Offensive Security has released Kali Linux 2022.4, the latest version of its popular penetration testing and digital forensics platform.
New tools in Kali Linux 2022.4
Aside from updates to existing tools, a new Kali version always delivers new tools. This time around it’s:
- bloodhound.py – A Python based ingestor for BloodHound
- certipy – Tool for Active Directory Certificate Services enumeration and abuse
- hak5-wifi-coconut – A user-space driver for USB Wi-Fi NICs and the Hak5 Wi-Fi Coconut sniffer
- ldapdomaindump – Active Directory information dumper via LDAP
- peass-ng – Privilege escalation tools for Windows and Linux/Unix* and MacOS
- rizin-cutter – A reverse engineering platform powered by the rizin framework
Kali NetHunter news
Kali NetHunter, the distro’s mobile (Android) pentesting platform, now has internal Bluetooth support and added support for some devices, as well as other improvements.
There’s also the new Kali NetHunter Pro – “a ‘true’ Kali Linux on the mobile phone” – supporting the Pine64 PinePhone and PinePhone Pro open source smartphones, which allow the user to have full control over the device.
“First of all we make available SD card images for the PinePhone and the PinePhone Pro to dual boot alongside the main OS. Soon we will release alternative versions with Plasma Mobile as well as installers so you can install Kali NetHunter Pro onto the internal flash memory,” the devs shared.
Kali Linux 2022.4 comes with a new version of the GNOME desktop environment (with shell updates, a new text editor, and new themes) and a new version of the KDE Plasma desktop environment (with tweaked widgets).
There are also some updates to Kali (for) ARM, Kali images for some new platforms (generic cloud, QEMU VM), and Kali has been added to the Microsoft Azure store.
Download Kali Linux 2022.4
Check out Offensive Security’s blog post for more details about the new release.

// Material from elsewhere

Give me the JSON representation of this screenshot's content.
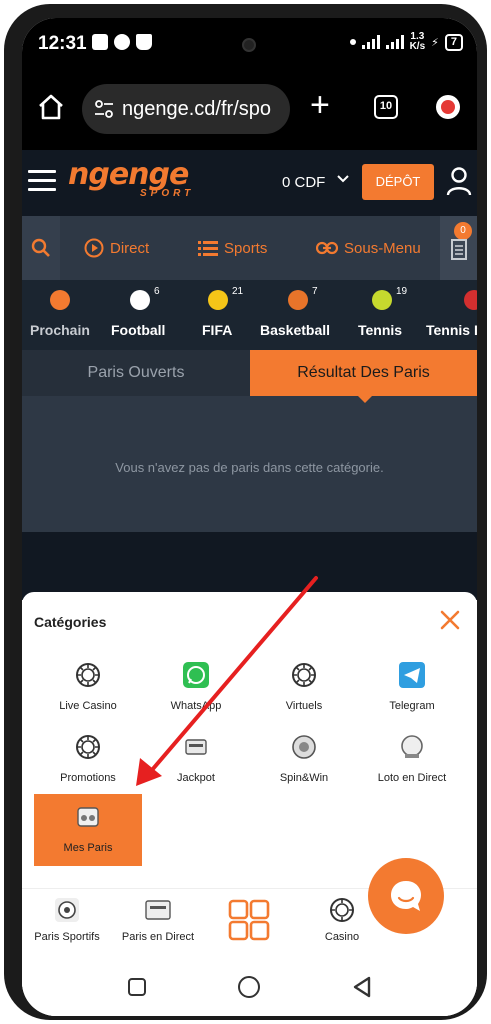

More Kali Linux content to check out:
- 5 Kali Linux tools you should learn how to use
- Video: An introduction to Kali Linux
- 5 Kali Linux books you should read this year